There it all was. I stood inside the door in the bright light, looking at the pegboards and the high counter and the stool spattered with blue paint where he perched, leaning over something he was working on, humming the same refrain over and over. Everything in that room was as it should be; every tool in its place; every nail and screw and nut and bolt nestled in a plastic container with the others; the bottles of glue lined up; even the top was locked down on the green garbage can, where the saw dust went.
I thought: this is what it’s like when someone dies. All his things are still here, waiting, like he might just walk back through the door, turn on the radio and start to work, but he won’t, of course.
Before he moved out I guess I just took my dad for granted. In fact, I always thought I understood him better than I understood my mom and I loved it when people said I was a lot like him, too. Well, that’s a laugh. I’m completely different.
I wouldn’t let someone like this Elizabeth person twist me around and make me leave my family. I can just imagine she probably wears great looking clothes and make up and all that but that shouldn’t have made any difference to him at all. Mom is plenty good looking in her way, too, and she was a true love. Besides, she has a lot of character, not like this Elizabeth who is trivial and hateful.
I crossed my heart and closed my eyes, swearing I would never, ever meet her, and never soften my heart to her.
I stood by the workshop door with my hand on the light switch, turning it on and off, on and off, as though I was keeping some sort of rhythm with my feelings.
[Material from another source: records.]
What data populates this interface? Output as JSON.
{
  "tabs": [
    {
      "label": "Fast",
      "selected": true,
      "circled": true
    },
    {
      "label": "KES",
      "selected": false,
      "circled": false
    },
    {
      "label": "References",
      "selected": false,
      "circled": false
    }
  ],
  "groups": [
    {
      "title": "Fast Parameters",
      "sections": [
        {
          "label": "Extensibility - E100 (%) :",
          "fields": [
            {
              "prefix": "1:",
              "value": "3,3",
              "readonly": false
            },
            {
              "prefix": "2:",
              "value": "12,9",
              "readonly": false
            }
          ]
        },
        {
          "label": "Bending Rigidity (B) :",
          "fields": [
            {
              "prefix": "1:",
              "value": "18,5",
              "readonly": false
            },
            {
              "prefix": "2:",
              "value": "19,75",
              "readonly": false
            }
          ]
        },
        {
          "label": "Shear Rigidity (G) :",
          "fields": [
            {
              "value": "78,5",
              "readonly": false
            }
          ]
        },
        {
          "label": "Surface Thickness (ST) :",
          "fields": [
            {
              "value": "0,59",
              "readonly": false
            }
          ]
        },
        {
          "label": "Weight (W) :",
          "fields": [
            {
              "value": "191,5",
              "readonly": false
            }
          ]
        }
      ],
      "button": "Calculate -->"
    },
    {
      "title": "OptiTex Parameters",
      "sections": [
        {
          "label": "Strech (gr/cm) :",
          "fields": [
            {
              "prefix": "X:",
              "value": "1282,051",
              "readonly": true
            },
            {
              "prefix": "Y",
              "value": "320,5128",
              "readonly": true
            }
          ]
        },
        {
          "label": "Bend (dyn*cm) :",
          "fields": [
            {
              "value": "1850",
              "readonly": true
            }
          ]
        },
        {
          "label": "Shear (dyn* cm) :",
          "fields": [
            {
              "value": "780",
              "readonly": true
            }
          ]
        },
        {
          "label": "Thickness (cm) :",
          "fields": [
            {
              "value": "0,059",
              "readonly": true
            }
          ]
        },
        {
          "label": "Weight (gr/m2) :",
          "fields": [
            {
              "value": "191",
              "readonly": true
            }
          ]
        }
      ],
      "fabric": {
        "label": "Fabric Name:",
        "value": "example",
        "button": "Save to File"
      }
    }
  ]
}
He loves me, he loves me not. He loves me, he loves me not. Finally I dropped my hand and stood in the dark a moment longer, then stepped out and closed the door behind me.
MOLLY POWER grew up on a farm in Virginia, busted out when she was barely nineteen, and now lives in Vermont replicating the life she was so anxious to leave years ago. She writes poems and fiction, has had works published in the likes of Oasis, the Caribbean Writer and The Carolina Quarterly. She can be found at firstname.lastname@example.org.